After witnessing our signatures, Lindsay set the paperwork aside, then handed Jordan a large and mysterious envelope She told him to review the contents and call her. I raised my brows but Jordan gave me a minute shake of the head and broke eye contact.
“Adam.” Lindsay laid a hand on my arm as we headed out. Jordan excused himself and I turned back to her.
“What’s up?” I asked as she closed the door all but a crack.
“Do you recall meeting someone named Lucas at that tech conference last weekend?”
My brows shot up. So he was stalking my lawyer now?
“Uh, yeah. Very ambitious, not very experienced.”
She nodded. “I hope you went easy on him.”
I blinked. “Am I known for being some kind of ogre or something?”
She rolled her eyes and pulled her hand off my arm. “I’m going to plead the fifth on answering that.”
I shot her a meaningful look. “You used to like the ogre in me.”

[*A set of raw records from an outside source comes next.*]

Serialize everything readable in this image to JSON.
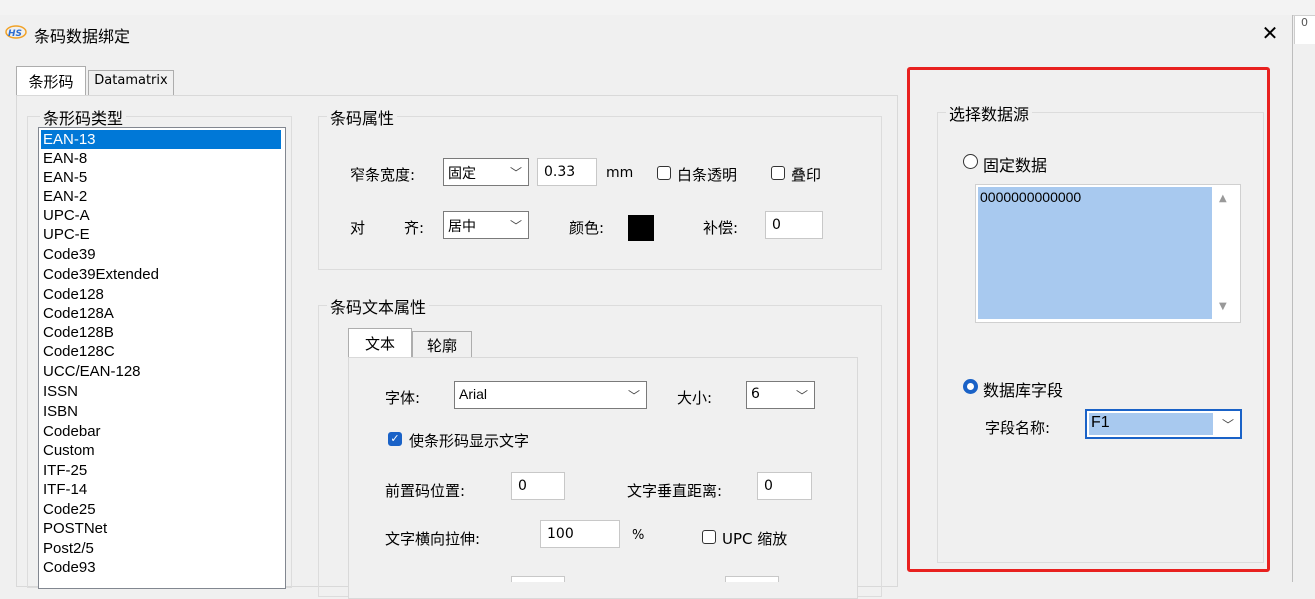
{
  "window": {
    "title": "条码数据绑定",
    "close_glyph": "✕"
  },
  "tabs": [
    {
      "label": "条形码"
    },
    {
      "label": "Datamatrix"
    }
  ],
  "barcode_type": {
    "legend": "条形码类型",
    "items": [
      "EAN-13",
      "EAN-8",
      "EAN-5",
      "EAN-2",
      "UPC-A",
      "UPC-E",
      "Code39",
      "Code39Extended",
      "Code128",
      "Code128A",
      "Code128B",
      "Code128C",
      "UCC/EAN-128",
      "ISSN",
      "ISBN",
      "Codebar",
      "Custom",
      "ITF-25",
      "ITF-14",
      "Code25",
      "POSTNet",
      "Post2/5",
      "Code93"
    ],
    "selected": "EAN-13"
  },
  "barcode_props": {
    "legend": "条码属性",
    "width_label": "窄条宽度:",
    "width_mode": "固定",
    "width_value": "0.33",
    "width_unit": "mm",
    "transparent_label": "白条透明",
    "overprint_label": "叠印",
    "align_label_1": "对",
    "align_label_2": "齐:",
    "align_value": "居中",
    "color_label": "颜色:",
    "color_value": "#000000",
    "compensate_label": "补偿:",
    "compensate_value": "0"
  },
  "text_props": {
    "legend": "条码文本属性",
    "tabs": [
      {
        "label": "文本"
      },
      {
        "label": "轮廓"
      }
    ],
    "font_label": "字体:",
    "font_value": "Arial",
    "size_label": "大小:",
    "size_value": "6",
    "show_text_label": "使条形码显示文字",
    "show_text_checked": true,
    "prefix_pos_label": "前置码位置:",
    "prefix_pos_value": "0",
    "vertical_dist_label": "文字垂直距离:",
    "vertical_dist_value": "0",
    "stretch_label": "文字横向拉伸:",
    "stretch_value": "100",
    "stretch_unit": "%",
    "upc_scale_label": "UPC 缩放"
  },
  "data_source": {
    "legend": "选择数据源",
    "fixed_label": "固定数据",
    "fixed_value": "0000000000000",
    "db_label": "数据库字段",
    "field_name_label": "字段名称:",
    "field_name_value": "F1",
    "selected_option": "数据库字段"
  },
  "accent_color": "#1a62c7",
  "highlight_border_color": "#e8211f"
}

Her jaw tensed and she placed a fingertip in the middle of my chest. “Listen, when and if you ever meet Jerome, there was never any history between you and me, got that?”
I pulled my best innocent face. “What history?”
She retracted her figurative claws with a satisfied smile. “Good boy. Now, about my cousin.”
“Who’s your cousin?”
She sighed. “Keep up. Lucas. Lucas Walker is my cousin.”
I frowned, vaguely recalling that he’d introduced himself as Lucas Walker but not having linked his last name with Lindsay’s. “Ah okay, so that’s why you’re bringing him up.”
“Just, go easy on him okay? He’s been through a lot in the past little while. He’s a really good guy. Just don’t squash his hopes and dreams.”
“Did he ask you to put in a good word for him?”
She shook her head. “He has no idea. But my aunt said something when I had lunch with her yesterday. I figured I’d talk to you.”
I shrugged. “Well, I told him not to quit college anytime soon. But I’ll keep him in mind down the line if I can use him for anything.”
She smiled. “That’s all I can ask. And if you do, please don’t tell him I put in a word for him. He might not take it the right way.”
I shrugged. “You keep cutting me the deals on legal services then I’m happy to consider your relatives—as long as they aren’t the deadbeat ones.”
She shook her head. “Oh he’s the complete opposite of deadbeat.”
I’d already gathered that. So I mentally tucked Lucas Walker’s name away in my file of people I might hire if I someday got there.
I threw Jordan some side-eye as we pulled out of the parking lot from Lindsay’s office. “Not that I care for my own reasons but I hope you aren’t planning on making Lindsay one of your conquests, given the business relationship and also the fact that she’s engaged.”
He laughed. “Pfft. Not to worry, Adam, but not for either of those reasons. She’s hot but I’d never hit that. It’d be too weird to sleep with a chick you used to sleep with regularly—and in our college dorm room.”
“I guess your tossing me out of our hotel room last weekend was revenge?”
He laughed. “Don’t worry about Lindsay, man. It’s all just harmless flirting.” Still, I wondered what sort of business was going on between them and what was in that mysterious envelope. But he wasn’t talking.
That night, after another late night of revising my design document and sending off several follow-up emails to our VC meetings, I pulled out Lucas’s folded up resume and looked it over.
Impressive. He had some minor design credits of his own, had done a year and a half at Cambridge before transferring to Berkeley. He’d rowed crew there, too.
In the brief email, I urged him to stay in college and promised him consideration when he’d graduated. It was the most I could say without giving up any details of exactly what it was I was working on.
That would all be out soon enough.